The statelets as they existed before 2022 also were small and thus easy to hold militarily. If Putin ends up with 20% of Ukraine — a conservative estimate of his gains in the case of a Russian victory — he’ll have to control additional territory bigger than all but 15 of the 51 countries of Europe and the former Soviet Union. That requires a powerful police and military force and capable administrators.
In an only-in-Russia twist, the person who’s offering himself as point man for the effort is a protege and disciple of the Russian politician who spearheaded opposition to Russia’s depredations on Ukraine in 2014. Kiriyenko’s first high-level federal government job, in the administration of Boris Yeltsin, was arranged by none other than Boris Nemtsov, murdered by contract killers a year after the Crimea annexation. Unlike Nemtsov, who turned into a fiery opposition leader under Putin, Kiriyenko toed the line and received important appointments, at one point heading up Russia’s nuclear program. He is Putin’s domestic policy czar now. And in recent weeks, he also has been made responsible for the conquered parts of Ukraine. His trip to the region last month was highly publicized, and his protege Vitaly Khotsenko was recently appointed prime minister of the “Donetsk People’s Republic.”
Kiriyenko’s ideas about running the conquered regions include the use of the government’s “substitute bench” that he has built over several years through a system of competitions and training programs for bureaucrats. Alumni of these programs are being offered ambitious projects in eastern and southern Ukraine as a chance to jump-start their careers and prevent the kind of rampant thievery by the local cadre that Crimea has seen. Putin has always had a weakness for bureaucrats able to run their domains on a system of key performance indicators. Kiriyenko is trying to show this is possible in the occupied territories.

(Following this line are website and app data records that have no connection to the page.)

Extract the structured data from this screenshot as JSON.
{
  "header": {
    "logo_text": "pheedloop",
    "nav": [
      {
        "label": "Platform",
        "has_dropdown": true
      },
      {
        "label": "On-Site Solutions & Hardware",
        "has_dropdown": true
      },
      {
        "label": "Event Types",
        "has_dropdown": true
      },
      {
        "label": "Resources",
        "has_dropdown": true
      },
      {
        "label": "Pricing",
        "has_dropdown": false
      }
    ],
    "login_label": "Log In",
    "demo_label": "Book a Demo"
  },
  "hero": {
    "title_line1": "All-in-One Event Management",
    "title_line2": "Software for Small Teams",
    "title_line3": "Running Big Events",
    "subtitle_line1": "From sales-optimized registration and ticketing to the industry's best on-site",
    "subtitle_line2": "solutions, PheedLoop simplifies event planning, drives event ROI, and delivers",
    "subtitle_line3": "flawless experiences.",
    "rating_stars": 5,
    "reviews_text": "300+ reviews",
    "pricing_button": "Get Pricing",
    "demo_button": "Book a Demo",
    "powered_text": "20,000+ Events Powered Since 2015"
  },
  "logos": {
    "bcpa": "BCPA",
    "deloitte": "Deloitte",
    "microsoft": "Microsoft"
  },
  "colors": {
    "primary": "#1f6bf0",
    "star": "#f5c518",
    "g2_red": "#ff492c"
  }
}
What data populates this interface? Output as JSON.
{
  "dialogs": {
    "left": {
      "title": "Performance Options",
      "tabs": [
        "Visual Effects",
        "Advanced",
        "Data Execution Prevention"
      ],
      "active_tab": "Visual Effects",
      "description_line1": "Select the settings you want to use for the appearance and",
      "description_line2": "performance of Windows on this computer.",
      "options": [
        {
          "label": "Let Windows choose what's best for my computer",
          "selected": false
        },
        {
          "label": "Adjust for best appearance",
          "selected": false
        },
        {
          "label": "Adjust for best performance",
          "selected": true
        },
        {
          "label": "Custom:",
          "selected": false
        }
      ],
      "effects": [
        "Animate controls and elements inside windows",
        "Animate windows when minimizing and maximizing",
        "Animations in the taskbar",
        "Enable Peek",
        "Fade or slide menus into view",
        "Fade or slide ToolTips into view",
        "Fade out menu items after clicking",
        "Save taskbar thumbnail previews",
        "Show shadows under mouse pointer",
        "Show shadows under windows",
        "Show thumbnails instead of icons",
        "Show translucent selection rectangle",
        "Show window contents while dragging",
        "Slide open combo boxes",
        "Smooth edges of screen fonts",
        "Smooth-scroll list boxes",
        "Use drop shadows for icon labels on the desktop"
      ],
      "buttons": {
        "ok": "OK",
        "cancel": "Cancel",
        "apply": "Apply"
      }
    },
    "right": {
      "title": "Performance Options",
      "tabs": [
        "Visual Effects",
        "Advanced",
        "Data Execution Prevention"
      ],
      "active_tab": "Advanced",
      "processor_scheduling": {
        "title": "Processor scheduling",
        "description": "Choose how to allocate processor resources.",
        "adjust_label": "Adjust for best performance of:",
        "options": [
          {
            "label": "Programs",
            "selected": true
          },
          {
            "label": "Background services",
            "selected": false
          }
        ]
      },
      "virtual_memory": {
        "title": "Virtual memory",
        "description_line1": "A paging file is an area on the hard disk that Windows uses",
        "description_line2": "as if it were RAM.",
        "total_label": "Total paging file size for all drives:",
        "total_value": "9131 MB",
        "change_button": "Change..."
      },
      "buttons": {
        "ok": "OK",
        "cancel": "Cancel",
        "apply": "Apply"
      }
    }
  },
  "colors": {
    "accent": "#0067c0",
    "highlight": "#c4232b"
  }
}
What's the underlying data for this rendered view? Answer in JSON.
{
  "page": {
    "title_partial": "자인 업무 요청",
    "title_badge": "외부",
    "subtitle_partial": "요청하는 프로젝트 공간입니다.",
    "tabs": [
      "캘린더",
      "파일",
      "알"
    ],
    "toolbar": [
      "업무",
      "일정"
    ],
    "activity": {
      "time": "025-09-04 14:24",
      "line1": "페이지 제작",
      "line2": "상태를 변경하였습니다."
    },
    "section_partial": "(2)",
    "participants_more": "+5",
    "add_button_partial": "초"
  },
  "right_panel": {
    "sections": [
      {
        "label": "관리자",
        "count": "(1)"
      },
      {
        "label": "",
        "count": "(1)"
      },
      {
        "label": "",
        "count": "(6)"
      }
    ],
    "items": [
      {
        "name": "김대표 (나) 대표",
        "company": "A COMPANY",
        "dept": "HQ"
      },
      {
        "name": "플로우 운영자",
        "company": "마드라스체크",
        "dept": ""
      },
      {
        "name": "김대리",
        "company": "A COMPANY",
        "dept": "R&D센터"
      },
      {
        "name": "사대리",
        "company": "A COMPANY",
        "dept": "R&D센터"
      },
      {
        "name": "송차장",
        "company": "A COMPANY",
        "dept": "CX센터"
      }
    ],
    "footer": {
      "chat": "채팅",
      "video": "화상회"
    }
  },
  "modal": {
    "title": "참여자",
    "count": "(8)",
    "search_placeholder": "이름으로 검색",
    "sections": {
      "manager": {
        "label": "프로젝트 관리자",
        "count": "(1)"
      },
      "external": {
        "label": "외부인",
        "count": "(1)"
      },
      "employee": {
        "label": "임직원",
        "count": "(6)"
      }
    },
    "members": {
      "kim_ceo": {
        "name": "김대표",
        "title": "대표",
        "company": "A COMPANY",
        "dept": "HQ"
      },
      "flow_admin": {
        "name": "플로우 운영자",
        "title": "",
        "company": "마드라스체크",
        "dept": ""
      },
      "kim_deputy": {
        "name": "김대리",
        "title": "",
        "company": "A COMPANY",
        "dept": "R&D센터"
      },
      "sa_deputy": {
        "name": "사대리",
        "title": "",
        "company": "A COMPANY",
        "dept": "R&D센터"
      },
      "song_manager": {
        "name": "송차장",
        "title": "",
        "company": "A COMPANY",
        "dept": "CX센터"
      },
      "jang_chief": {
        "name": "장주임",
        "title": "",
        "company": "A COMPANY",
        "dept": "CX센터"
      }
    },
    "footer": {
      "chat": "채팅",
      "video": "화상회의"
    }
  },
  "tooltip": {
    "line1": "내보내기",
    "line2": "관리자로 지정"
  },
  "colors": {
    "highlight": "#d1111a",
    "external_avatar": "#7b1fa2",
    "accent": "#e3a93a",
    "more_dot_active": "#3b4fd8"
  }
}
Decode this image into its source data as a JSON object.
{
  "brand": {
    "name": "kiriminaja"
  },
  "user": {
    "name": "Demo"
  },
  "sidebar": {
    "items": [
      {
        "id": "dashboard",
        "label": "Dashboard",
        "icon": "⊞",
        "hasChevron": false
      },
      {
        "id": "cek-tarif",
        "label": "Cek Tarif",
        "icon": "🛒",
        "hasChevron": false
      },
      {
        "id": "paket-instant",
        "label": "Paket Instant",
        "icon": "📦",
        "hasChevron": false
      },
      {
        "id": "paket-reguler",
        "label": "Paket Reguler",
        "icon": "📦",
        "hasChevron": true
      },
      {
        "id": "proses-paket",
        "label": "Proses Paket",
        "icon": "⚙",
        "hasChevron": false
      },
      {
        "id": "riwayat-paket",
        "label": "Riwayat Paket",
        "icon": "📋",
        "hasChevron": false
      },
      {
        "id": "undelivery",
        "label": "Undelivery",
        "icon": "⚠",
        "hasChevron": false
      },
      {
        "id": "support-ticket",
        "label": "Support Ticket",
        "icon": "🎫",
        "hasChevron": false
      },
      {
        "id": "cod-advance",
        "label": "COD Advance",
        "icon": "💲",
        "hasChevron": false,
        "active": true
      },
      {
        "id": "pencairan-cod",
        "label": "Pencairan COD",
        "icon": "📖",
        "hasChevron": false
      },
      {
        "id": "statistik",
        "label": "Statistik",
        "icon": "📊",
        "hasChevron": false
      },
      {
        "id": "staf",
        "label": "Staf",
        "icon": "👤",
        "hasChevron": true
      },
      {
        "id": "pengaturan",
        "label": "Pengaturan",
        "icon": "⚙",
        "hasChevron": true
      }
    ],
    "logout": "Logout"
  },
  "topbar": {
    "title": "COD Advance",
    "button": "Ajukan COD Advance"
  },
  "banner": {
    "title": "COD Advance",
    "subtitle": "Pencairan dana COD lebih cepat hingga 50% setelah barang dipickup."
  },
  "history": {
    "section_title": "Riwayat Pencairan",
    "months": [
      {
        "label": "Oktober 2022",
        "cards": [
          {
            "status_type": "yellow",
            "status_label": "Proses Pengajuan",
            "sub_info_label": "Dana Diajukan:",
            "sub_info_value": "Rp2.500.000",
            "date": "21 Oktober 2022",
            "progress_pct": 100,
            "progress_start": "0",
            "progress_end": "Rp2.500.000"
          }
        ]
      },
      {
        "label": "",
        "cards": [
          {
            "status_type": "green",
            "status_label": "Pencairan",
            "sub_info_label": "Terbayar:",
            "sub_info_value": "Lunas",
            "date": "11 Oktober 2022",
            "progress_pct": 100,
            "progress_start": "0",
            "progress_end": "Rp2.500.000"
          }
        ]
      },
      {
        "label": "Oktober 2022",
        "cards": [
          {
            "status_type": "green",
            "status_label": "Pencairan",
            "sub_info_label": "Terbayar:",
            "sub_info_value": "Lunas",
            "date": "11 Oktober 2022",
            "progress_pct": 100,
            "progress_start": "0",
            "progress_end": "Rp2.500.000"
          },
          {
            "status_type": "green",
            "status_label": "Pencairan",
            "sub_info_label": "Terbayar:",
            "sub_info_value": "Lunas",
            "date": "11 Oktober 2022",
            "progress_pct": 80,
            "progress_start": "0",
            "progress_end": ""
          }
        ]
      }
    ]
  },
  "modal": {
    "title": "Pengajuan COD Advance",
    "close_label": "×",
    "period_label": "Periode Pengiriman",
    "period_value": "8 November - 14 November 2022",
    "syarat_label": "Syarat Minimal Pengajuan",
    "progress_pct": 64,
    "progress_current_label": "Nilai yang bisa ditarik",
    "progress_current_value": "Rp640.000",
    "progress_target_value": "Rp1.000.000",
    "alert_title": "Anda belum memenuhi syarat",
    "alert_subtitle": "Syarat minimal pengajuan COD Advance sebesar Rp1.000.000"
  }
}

Another Kiriyenko idea stems from Soviet times: patronage, or shefstvo, of Russsian regional chiefs over the war-ravaged towns of occupied Ukraine. In times of natural and man-made disasters, the Soviet Union’s big cities and republics often took charge of various aspects of the rebuilding effort, creating the impression of decentralized, compassionate aid campaigns. Now, Moscow Mayor Sergei Sobyanin has committed to use Moscow’s budget for the rebuilding of Donetsk and Luhansk, eastern Ukraine’s biggest cities. St. Petersburg has been called on to restore Mariupol, where at least two-thirds of building have been damaged and where thousands of people are buried in the yards of high-rise apartment blocks. Other regions, including those with major infrastructural problems of their own, have been given smaller projects. For example, Penza, where garbage cannot be removed from some towns because of bad roads, has sent construction machinery to eastern Ukraine.
The Russian Construction Ministry is far from done with its damage assessments, and rebuilding budgets are essentially open-ended. While it’s still able to export energy resources, food and fertilizers — and few signs point toward a full embargo — Russia has the funds to restore much of the infrastructure it has destroyed in Ukraine and to lavish gifts on the remaining local population to buy its loyalty. In a regime like Putin’s, with the logistics in the hands of someone as efficient and ambitious as Kiriyenko, that effort may even look more effective than any measures by a democratic government in Ukraine trying to enlist Western aid during a looming global recession.
If it works, it will only whet Putin’s appetite for more.